I guess I would say my passion is to help people realize that contemplation, contemplative prayer and a contemplative way of life is for everyone. I was looking through some of your previous posts, Lucy, and was wondering what Soltura meant, when I came upon the beautiful Lenten prayer you wrote this past February. That is my passion as well, exactly the way you expressed it. And now, I have just found a lovely website called Soltura as well, so thank you!

Kayce aka lucy said...

lovely, gabrielle. i am glad you have discovered soltura. loosely translated it means moving freely to one's own rhythm. it is the place where i most freely am able to practice my passion.

Melissa said...

I think as we grow older we live through different passions. And I sincerely hope that some return.

My passion is art - but how it reveals itself has changed in my life.

For many years, it was writing poetry. Now it is without a single doubt photography but sometimes creating something like a collage can consume me nearly as much as photography...

It is all a response to life, which in my book means a response to God.

Anonymous said...

My Passion: gazing into my clear-eyes son's eyes and knowing we are truely seeing each other, a pile of books, a cup of coffee, a sunrise over lake Texoma, champagne and strawberries on a bed in California doing 'mornings readings', walking the dogs, head phones on and music on the Ipod, reading your blog!!! Tin-man #1!!!!

why? said...

I am passionate about the pursuit of the divine. I am passionate about wilderness and wildlife. I am passionate about learning. I am passionate about history. I am passionate about travel of almost any kind. I'm most likely quite passionate about some other things too, but those are the ones that spring most immediately to mind.

Kayce aka lucy said...

Me, Tinman & NWC-- i am delighted to receive such passionate responses! thank you for sharing them with me.

Dianna Woolley said...

Oh Lucy,

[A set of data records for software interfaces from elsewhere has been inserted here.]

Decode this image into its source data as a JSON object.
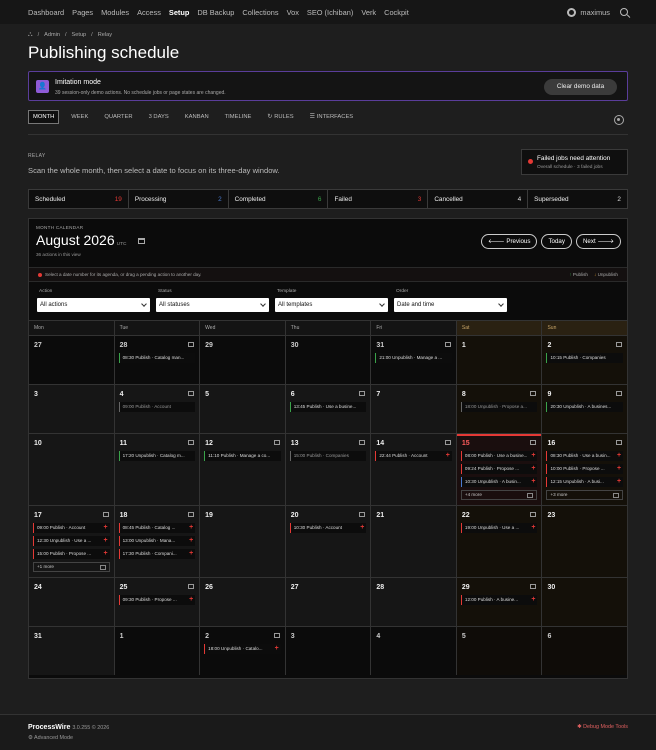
{
  "nav": {
    "items": [
      {
        "label": "Dashboard",
        "active": false
      },
      {
        "label": "Pages",
        "active": false
      },
      {
        "label": "Modules",
        "active": false
      },
      {
        "label": "Access",
        "active": false
      },
      {
        "label": "Setup",
        "active": true
      },
      {
        "label": "DB Backup",
        "active": false
      },
      {
        "label": "Collections",
        "active": false
      },
      {
        "label": "Vox",
        "active": false
      },
      {
        "label": "SEO (Ichiban)",
        "active": false
      },
      {
        "label": "Verk",
        "active": false
      },
      {
        "label": "Cockpit",
        "active": false
      }
    ],
    "user": "maximus",
    "user_icon": "user-circle-icon",
    "search_icon": "search-icon"
  },
  "breadcrumb": {
    "home_icon": "sitemap-icon",
    "items": [
      "Admin",
      "Setup",
      "Relay"
    ],
    "separator": "/"
  },
  "page_title": "Publishing schedule",
  "notice": {
    "icon": "user-icon",
    "title": "Imitation mode",
    "text": "39 session-only demo actions. No schedule jobs or page states are changed.",
    "button": "Clear demo data",
    "accent": "#8e5bd6"
  },
  "tabs": [
    {
      "label": "MONTH",
      "active": true,
      "icon": ""
    },
    {
      "label": "WEEK",
      "active": false,
      "icon": ""
    },
    {
      "label": "QUARTER",
      "active": false,
      "icon": ""
    },
    {
      "label": "3 DAYS",
      "active": false,
      "icon": ""
    },
    {
      "label": "KANBAN",
      "active": false,
      "icon": ""
    },
    {
      "label": "TIMELINE",
      "active": false,
      "icon": ""
    },
    {
      "label": "RULES",
      "active": false,
      "icon": "↻"
    },
    {
      "label": "INTERFACES",
      "active": false,
      "icon": "☰"
    }
  ],
  "settings_icon": "gear-icon",
  "relay": {
    "label": "RELAY",
    "text": "Scan the whole month, then select a date to focus on its three-day window."
  },
  "failed_alert": {
    "title": "Failed jobs need attention",
    "subtitle": "Overall schedule · 3 failed jobs"
  },
  "stats": [
    {
      "label": "Scheduled",
      "count": "19",
      "color": "#e53935"
    },
    {
      "label": "Processing",
      "count": "2",
      "color": "#4a7bd0"
    },
    {
      "label": "Completed",
      "count": "6",
      "color": "#3aa34a"
    },
    {
      "label": "Failed",
      "count": "3",
      "color": "#e53935"
    },
    {
      "label": "Cancelled",
      "count": "4",
      "color": "#dddddd"
    },
    {
      "label": "Superseded",
      "count": "2",
      "color": "#dddddd"
    }
  ],
  "calendar": {
    "kicker": "MONTH CALENDAR",
    "month": "August 2026",
    "tz": "UTC",
    "count": "36 actions in this view",
    "buttons": {
      "prev": "Previous",
      "today": "Today",
      "next": "Next"
    },
    "hint": "Select a date number for its agenda, or drag a pending action to another day.",
    "legend": {
      "publish": "Publish",
      "unpublish": "Unpublish",
      "publish_color": "#3aa34a",
      "unpublish_color": "#e0a030"
    },
    "filters": [
      {
        "label": "Action",
        "value": "All actions"
      },
      {
        "label": "Status",
        "value": "All statuses"
      },
      {
        "label": "Template",
        "value": "All templates"
      },
      {
        "label": "Order",
        "value": "Date and time"
      }
    ],
    "weekdays": [
      "Mon",
      "Tue",
      "Wed",
      "Thu",
      "Fri",
      "Sat",
      "Sun"
    ],
    "weeks": [
      [
        {
          "day": "27",
          "dim": true,
          "cal": false,
          "events": []
        },
        {
          "day": "28",
          "dim": true,
          "cal": true,
          "events": [
            {
              "text": "08:30 Publish · Catalog man...",
              "type": "pub",
              "plus": false
            }
          ]
        },
        {
          "day": "29",
          "dim": true,
          "cal": false,
          "events": []
        },
        {
          "day": "30",
          "dim": true,
          "cal": false,
          "events": []
        },
        {
          "day": "31",
          "dim": true,
          "cal": true,
          "events": [
            {
              "text": "21:00 Unpublish · Manage a ...",
              "type": "pub",
              "plus": false
            }
          ]
        },
        {
          "day": "1",
          "dim": false,
          "cal": false,
          "events": []
        },
        {
          "day": "2",
          "dim": false,
          "cal": true,
          "events": [
            {
              "text": "10:15 Publish · Companies",
              "type": "pub",
              "plus": false
            }
          ]
        }
      ],
      [
        {
          "day": "3",
          "dim": false,
          "cal": false,
          "events": []
        },
        {
          "day": "4",
          "dim": false,
          "cal": true,
          "events": [
            {
              "text": "09:00 Publish · Account",
              "type": "done",
              "plus": false
            }
          ]
        },
        {
          "day": "5",
          "dim": false,
          "cal": false,
          "events": []
        },
        {
          "day": "6",
          "dim": false,
          "cal": true,
          "events": [
            {
              "text": "13:45 Publish · Use a busine...",
              "type": "pub",
              "plus": false
            }
          ]
        },
        {
          "day": "7",
          "dim": false,
          "cal": false,
          "events": []
        },
        {
          "day": "8",
          "dim": false,
          "cal": true,
          "events": [
            {
              "text": "18:00 Unpublish · Propose a...",
              "type": "done",
              "plus": false
            }
          ]
        },
        {
          "day": "9",
          "dim": false,
          "cal": true,
          "events": [
            {
              "text": "20:30 Unpublish · A busines...",
              "type": "pub",
              "plus": false
            }
          ]
        }
      ],
      [
        {
          "day": "10",
          "dim": false,
          "cal": false,
          "events": []
        },
        {
          "day": "11",
          "dim": false,
          "cal": true,
          "events": [
            {
              "text": "17:20 Unpublish · Catalog m...",
              "type": "pub",
              "plus": false
            }
          ]
        },
        {
          "day": "12",
          "dim": false,
          "cal": true,
          "events": [
            {
              "text": "11:10 Publish · Manage a co...",
              "type": "pub",
              "plus": false
            }
          ]
        },
        {
          "day": "13",
          "dim": false,
          "cal": true,
          "events": [
            {
              "text": "15:00 Publish · Companies",
              "type": "done",
              "plus": false
            }
          ]
        },
        {
          "day": "14",
          "dim": false,
          "cal": true,
          "events": [
            {
              "text": "22:44 Publish · Account",
              "type": "unpub",
              "plus": true
            }
          ]
        },
        {
          "day": "15",
          "dim": false,
          "cal": true,
          "today": true,
          "events": [
            {
              "text": "08:00 Publish · Use a busine...",
              "type": "unpub",
              "plus": true
            },
            {
              "text": "09:24 Publish · Propose ...",
              "type": "unpub",
              "plus": true
            },
            {
              "text": "10:30 Unpublish · A busin...",
              "type": "info",
              "plus": true
            }
          ],
          "more": "+4 more"
        },
        {
          "day": "16",
          "dim": false,
          "cal": true,
          "events": [
            {
              "text": "08:30 Publish · Use a busin...",
              "type": "unpub",
              "plus": true
            },
            {
              "text": "10:00 Publish · Propose ...",
              "type": "unpub",
              "plus": true
            },
            {
              "text": "12:15 Unpublish · A busi...",
              "type": "unpub",
              "plus": true
            }
          ],
          "more": "+3 more"
        }
      ],
      [
        {
          "day": "17",
          "dim": false,
          "cal": true,
          "events": [
            {
              "text": "09:00 Publish · Account",
              "type": "unpub",
              "plus": true
            },
            {
              "text": "12:30 Unpublish · Use a ...",
              "type": "unpub",
              "plus": true
            },
            {
              "text": "15:00 Publish · Propose ...",
              "type": "unpub",
              "plus": true
            }
          ],
          "more": "+1 more"
        },
        {
          "day": "18",
          "dim": false,
          "cal": true,
          "events": [
            {
              "text": "08:45 Publish · Catalog ...",
              "type": "unpub",
              "plus": true
            },
            {
              "text": "13:00 Unpublish · Mana...",
              "type": "unpub",
              "plus": true
            },
            {
              "text": "17:30 Publish · Compani...",
              "type": "unpub",
              "plus": true
            }
          ]
        },
        {
          "day": "19",
          "dim": false,
          "cal": false,
          "events": []
        },
        {
          "day": "20",
          "dim": false,
          "cal": true,
          "events": [
            {
              "text": "10:30 Publish · Account",
              "type": "unpub",
              "plus": true
            }
          ]
        },
        {
          "day": "21",
          "dim": false,
          "cal": false,
          "events": []
        },
        {
          "day": "22",
          "dim": false,
          "cal": true,
          "events": [
            {
              "text": "19:00 Unpublish · Use a ...",
              "type": "unpub",
              "plus": true
            }
          ]
        },
        {
          "day": "23",
          "dim": false,
          "cal": false,
          "events": []
        }
      ],
      [
        {
          "day": "24",
          "dim": false,
          "cal": false,
          "events": []
        },
        {
          "day": "25",
          "dim": false,
          "cal": true,
          "events": [
            {
              "text": "09:30 Publish · Propose ...",
              "type": "unpub",
              "plus": true
            }
          ]
        },
        {
          "day": "26",
          "dim": false,
          "cal": false,
          "events": []
        },
        {
          "day": "27",
          "dim": false,
          "cal": false,
          "events": []
        },
        {
          "day": "28",
          "dim": false,
          "cal": false,
          "events": []
        },
        {
          "day": "29",
          "dim": false,
          "cal": true,
          "events": [
            {
              "text": "12:00 Publish · A busine...",
              "type": "unpub",
              "plus": true
            }
          ]
        },
        {
          "day": "30",
          "dim": false,
          "cal": false,
          "events": []
        }
      ],
      [
        {
          "day": "31",
          "dim": false,
          "cal": false,
          "events": []
        },
        {
          "day": "1",
          "dim": true,
          "cal": false,
          "events": []
        },
        {
          "day": "2",
          "dim": true,
          "cal": true,
          "events": [
            {
              "text": "18:00 Unpublish · Catalo...",
              "type": "unpub",
              "plus": true
            }
          ]
        },
        {
          "day": "3",
          "dim": true,
          "cal": false,
          "events": []
        },
        {
          "day": "4",
          "dim": true,
          "cal": false,
          "events": []
        },
        {
          "day": "5",
          "dim": true,
          "cal": false,
          "events": []
        },
        {
          "day": "6",
          "dim": true,
          "cal": false,
          "events": []
        }
      ]
    ]
  },
  "footer": {
    "brand": "ProcessWire",
    "version": "3.0.255 © 2026",
    "mode": "Advanced Mode",
    "debug": "Debug Mode Tools"
  }
}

You opened up the Mind Sieve again. My response became too long for a comment here. You and your readers will just have to visit me at to find out what has sifted out now...passion I hadn't really named before.

Sunrise Sis